  2. ^ a b c d e "Neuromuscular Disorders: MedlinePlus". Retrieved 2016-04-24.
  3. ^ a b c Swash, Michael; Schwartz, Martin S. (2013-03-14). Neuromuscular Diseases: A Practical Approach to Diagnosis and Management. Springer Science & Business Media. p. 86,196. ISBN 9781447138341.
  4. ^ Hill, M (2003). "The Neuromuscular Junction Disorders". Journal of Neurology, Neurosurgery & Psychiatry. 74 (90002): ii32–ii37. doi:10.1136/jnnp.74.suppl_2.ii32. PMC 1765619. PMID 12754327.
  5. ^ "Myopathy Information Page: National Institute of Neurological Disorders and Stroke (NINDS)". Archived from the original on 2016-04-27. Retrieved 2016-04-24.
  6. ^ Voermans, Nicol C; Van Alfen, Nens; Pillen, Sigrid; Lammens, Martin; Schalkwijk, Joost; Zwarts, Machiel J; Van Rooij, Iris A; Hamel, Ben C. J; Van Engelen, Baziel G (2009). "Neuromuscular involvement in various types of Ehlers-Danlos syndrome". Annals of Neurology. 65 (6): 687–97. doi:10.1002/ana.21643. PMID 19557868.
  7. ^ Myasthenia Gravis at eMedicine
  8. ^ Lambert-Eaton Myasthenic Syndrome (LEMS) at eMedicine
  9. ^ Kumar, Vinay; Abbas, Abul K.; Aster, Jon C. (2014-09-05). Robbins & Cotran Pathologic Basis of Disease. Elsevier Health Sciences. p. 382. ISBN 9780323296359.
  10. ^ "Muscular Dystrophy Information Page: National Institute of Neurological Disorders and Stroke (NINDS)". Retrieved 2016-04-24.
  11. ^ Liaison, Janet Austin, Office of Communications and Public. "Polymyalgia Rheumatica and Giant Cell Arteritis". Archived from the original on 2016-05-25. Retrieved 2016-04-24.
  12. ^ Polymyositis at eMedicine
  13. ^ MedlinePlus Encyclopedia: Rhabdomyolysis
  14. ^ Leiomyoma at eMedicine
  15. ^ Rhabdomyomas at eMedicine
  16. ^ a b McDonald, Craig M (2012). "Clinical Approach to the Diagnostic Evaluation of Hereditary and Acquired Neuromuscular Diseases". Physical Medicine and Rehabilitation Clinics of North America. 23 (3): 495–563. doi:10.1016/j.pmr.2012.06.011. PMC 3482409. PMID 22938875.
  17. ^ Darras, Basil T.; Jr, H. Royden Jones, Jr; Ryan, Monique M.; Vivo, Darryl C. De (2014-12-03). Neuromuscular Disorders of Infancy, Childhood, and Adolescence: A Clinician's Approach. Elsevier. p. 488. ISBN 978-0124171275.
  18. ^ Electromyography and Nerve Conduction Studies at eMedicine

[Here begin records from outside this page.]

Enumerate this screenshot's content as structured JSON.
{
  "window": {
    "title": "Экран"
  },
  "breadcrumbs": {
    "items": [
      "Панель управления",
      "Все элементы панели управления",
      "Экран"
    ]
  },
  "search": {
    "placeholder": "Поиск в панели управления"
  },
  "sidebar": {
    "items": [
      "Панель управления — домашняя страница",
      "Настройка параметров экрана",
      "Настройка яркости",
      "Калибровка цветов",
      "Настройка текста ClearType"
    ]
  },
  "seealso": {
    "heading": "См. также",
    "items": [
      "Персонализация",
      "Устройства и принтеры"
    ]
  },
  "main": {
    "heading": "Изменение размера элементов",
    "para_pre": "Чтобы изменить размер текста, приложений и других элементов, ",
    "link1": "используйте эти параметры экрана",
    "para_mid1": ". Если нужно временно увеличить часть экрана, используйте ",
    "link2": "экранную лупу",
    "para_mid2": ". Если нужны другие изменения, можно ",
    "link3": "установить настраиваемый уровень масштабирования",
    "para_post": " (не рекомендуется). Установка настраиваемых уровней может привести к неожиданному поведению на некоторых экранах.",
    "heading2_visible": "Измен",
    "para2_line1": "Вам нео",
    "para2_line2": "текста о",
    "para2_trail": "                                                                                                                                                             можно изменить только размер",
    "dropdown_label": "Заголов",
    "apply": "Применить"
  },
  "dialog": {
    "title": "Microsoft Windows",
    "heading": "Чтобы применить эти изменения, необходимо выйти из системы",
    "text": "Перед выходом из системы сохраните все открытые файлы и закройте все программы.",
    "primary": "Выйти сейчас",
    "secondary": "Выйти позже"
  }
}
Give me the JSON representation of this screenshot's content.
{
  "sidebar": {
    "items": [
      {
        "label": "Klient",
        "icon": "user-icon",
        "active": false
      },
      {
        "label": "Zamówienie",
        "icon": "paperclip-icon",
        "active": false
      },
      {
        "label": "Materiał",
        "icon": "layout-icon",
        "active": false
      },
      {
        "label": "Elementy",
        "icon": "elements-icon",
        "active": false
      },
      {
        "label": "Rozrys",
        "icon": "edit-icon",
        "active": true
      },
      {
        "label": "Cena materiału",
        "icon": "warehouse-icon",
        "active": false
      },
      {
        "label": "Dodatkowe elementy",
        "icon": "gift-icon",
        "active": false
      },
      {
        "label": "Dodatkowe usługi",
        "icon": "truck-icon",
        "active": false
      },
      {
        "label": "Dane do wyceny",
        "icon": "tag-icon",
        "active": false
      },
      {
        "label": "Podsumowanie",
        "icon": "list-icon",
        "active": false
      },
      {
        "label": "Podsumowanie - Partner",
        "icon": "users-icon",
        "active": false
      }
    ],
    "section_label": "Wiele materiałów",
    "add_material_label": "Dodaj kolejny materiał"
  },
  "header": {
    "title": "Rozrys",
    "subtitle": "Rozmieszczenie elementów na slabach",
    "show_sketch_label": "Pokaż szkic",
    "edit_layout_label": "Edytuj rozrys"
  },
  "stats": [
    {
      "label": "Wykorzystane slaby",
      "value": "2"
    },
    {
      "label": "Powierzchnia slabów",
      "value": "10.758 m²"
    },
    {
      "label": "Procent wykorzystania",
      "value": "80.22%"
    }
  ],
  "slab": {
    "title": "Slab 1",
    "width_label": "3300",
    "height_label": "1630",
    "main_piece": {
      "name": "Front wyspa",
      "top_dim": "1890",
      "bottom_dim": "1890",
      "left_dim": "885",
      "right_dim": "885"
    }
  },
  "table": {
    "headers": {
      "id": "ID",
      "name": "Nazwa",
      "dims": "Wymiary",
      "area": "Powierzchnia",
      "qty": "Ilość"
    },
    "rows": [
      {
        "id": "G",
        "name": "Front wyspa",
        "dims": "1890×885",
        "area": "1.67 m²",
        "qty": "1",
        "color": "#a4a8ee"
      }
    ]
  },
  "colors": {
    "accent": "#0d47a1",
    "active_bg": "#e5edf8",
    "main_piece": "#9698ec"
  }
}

Further reading[edit]

External links[edit]

External resources